Directions for this task –
Each line of the data that includes "base" must be copied.

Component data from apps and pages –
Start of Block

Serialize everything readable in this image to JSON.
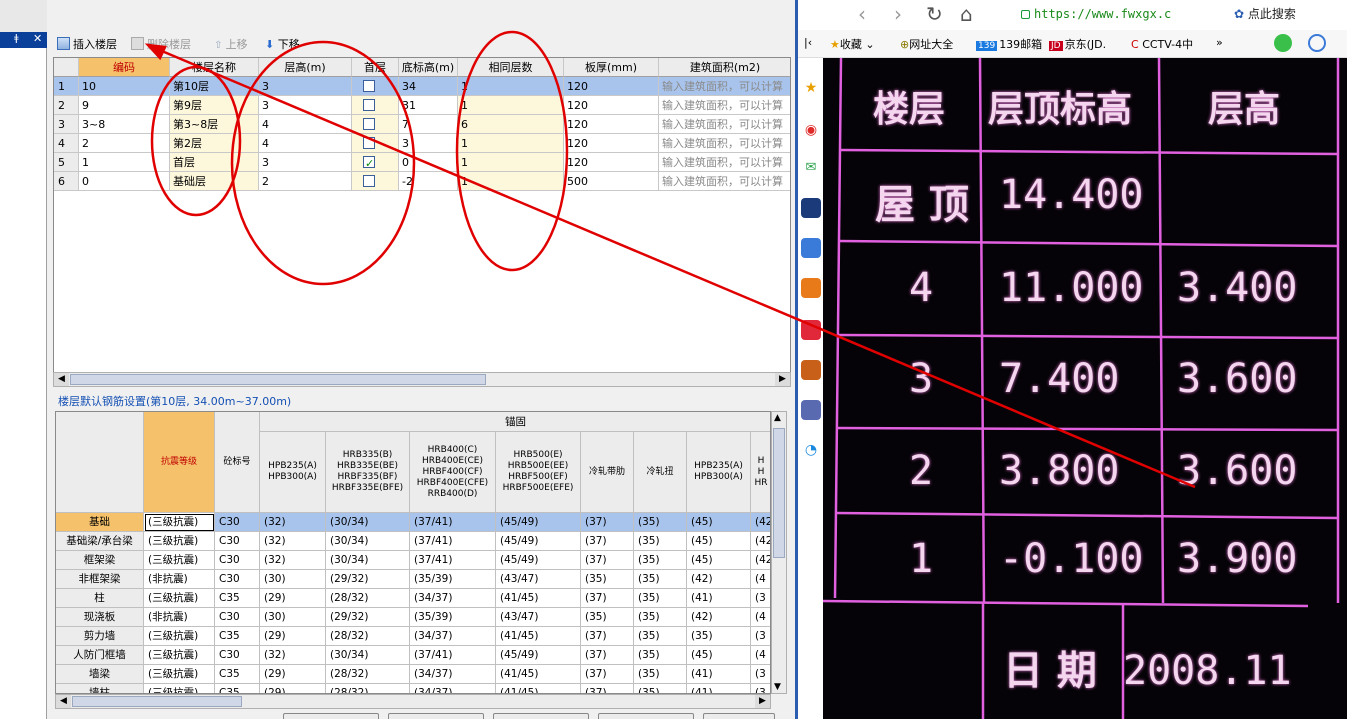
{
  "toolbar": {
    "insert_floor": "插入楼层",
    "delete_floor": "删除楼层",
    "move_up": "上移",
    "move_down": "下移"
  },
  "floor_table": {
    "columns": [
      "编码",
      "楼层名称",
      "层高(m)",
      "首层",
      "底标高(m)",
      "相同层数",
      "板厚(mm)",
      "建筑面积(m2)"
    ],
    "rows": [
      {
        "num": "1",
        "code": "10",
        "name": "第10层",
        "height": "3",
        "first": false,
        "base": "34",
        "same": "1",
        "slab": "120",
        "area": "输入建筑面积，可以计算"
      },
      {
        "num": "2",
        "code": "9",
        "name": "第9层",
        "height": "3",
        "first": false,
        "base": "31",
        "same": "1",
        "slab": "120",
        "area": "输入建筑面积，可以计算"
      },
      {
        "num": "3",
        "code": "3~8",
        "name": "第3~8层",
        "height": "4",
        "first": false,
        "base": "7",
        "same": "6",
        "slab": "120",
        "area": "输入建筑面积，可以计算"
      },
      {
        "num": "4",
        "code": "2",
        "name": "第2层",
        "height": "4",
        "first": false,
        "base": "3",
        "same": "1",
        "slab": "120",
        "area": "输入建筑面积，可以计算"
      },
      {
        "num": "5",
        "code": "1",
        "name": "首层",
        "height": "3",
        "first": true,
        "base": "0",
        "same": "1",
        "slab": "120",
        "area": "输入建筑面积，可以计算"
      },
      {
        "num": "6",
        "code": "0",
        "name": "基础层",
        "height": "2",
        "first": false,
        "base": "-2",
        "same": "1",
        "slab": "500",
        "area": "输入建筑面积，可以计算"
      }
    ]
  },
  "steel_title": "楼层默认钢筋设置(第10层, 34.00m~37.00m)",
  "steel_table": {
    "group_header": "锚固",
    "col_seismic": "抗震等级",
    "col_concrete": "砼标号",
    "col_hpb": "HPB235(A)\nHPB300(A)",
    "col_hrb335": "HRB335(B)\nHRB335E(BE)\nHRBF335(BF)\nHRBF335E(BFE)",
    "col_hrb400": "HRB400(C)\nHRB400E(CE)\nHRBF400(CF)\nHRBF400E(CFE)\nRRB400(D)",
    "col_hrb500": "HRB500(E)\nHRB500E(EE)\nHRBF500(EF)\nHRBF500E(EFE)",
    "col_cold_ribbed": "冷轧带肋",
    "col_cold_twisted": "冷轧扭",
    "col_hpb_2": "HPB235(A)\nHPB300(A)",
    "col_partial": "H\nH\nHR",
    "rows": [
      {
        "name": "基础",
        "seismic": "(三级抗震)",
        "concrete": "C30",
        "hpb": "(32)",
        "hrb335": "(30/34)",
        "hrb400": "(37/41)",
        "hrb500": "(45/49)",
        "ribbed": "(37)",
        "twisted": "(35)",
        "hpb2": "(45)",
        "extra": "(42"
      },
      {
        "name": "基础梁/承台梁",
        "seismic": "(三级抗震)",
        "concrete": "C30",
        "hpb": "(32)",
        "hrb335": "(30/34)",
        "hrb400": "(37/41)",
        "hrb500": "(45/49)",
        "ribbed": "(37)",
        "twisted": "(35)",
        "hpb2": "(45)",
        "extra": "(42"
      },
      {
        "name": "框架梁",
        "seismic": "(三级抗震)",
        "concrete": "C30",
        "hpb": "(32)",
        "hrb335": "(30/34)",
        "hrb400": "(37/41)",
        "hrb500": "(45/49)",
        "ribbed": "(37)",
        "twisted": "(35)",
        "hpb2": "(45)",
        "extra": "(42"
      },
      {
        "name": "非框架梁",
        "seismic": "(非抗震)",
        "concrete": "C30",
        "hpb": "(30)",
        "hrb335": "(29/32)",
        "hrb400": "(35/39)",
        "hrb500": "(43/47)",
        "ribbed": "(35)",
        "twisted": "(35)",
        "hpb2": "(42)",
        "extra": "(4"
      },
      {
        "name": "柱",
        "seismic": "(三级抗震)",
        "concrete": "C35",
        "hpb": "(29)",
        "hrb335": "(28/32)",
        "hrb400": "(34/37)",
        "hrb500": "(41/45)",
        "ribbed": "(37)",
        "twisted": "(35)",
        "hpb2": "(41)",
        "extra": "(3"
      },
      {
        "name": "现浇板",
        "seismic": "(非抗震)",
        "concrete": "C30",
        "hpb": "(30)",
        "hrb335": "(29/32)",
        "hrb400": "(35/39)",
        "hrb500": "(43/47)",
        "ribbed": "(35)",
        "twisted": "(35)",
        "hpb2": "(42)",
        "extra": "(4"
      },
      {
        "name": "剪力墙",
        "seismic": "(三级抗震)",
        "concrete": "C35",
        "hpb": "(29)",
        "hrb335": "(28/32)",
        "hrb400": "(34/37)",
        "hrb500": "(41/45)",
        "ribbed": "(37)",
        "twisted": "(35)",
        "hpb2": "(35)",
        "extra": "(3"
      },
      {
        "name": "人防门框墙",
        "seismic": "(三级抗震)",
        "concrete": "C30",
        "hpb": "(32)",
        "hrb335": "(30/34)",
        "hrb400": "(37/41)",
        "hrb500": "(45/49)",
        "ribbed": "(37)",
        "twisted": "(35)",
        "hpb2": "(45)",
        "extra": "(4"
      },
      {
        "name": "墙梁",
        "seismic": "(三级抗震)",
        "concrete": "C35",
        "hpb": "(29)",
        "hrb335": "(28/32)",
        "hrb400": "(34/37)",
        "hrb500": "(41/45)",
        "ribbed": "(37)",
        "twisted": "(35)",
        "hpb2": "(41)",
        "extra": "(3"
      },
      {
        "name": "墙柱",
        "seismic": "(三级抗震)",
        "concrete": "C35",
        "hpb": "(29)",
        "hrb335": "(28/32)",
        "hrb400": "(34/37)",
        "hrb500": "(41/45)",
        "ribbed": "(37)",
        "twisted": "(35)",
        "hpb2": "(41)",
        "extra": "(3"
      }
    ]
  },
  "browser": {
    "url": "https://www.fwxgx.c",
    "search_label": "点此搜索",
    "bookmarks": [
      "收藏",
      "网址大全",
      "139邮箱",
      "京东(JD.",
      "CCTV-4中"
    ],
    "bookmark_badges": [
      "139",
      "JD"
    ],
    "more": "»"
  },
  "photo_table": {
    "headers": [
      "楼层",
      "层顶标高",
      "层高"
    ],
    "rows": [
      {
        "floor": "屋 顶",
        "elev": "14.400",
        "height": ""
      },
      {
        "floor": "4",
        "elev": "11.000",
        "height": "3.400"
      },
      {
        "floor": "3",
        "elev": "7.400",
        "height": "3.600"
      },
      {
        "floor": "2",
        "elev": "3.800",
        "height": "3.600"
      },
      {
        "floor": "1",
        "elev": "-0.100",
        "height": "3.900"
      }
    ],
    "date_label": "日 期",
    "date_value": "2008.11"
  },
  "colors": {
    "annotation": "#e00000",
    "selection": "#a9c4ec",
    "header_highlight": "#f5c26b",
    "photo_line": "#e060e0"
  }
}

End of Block

Response –
        "base": "34",
        "base": "31",
        "base": "7",
        "base": "3",
        "base": "0",
        "base": "-2",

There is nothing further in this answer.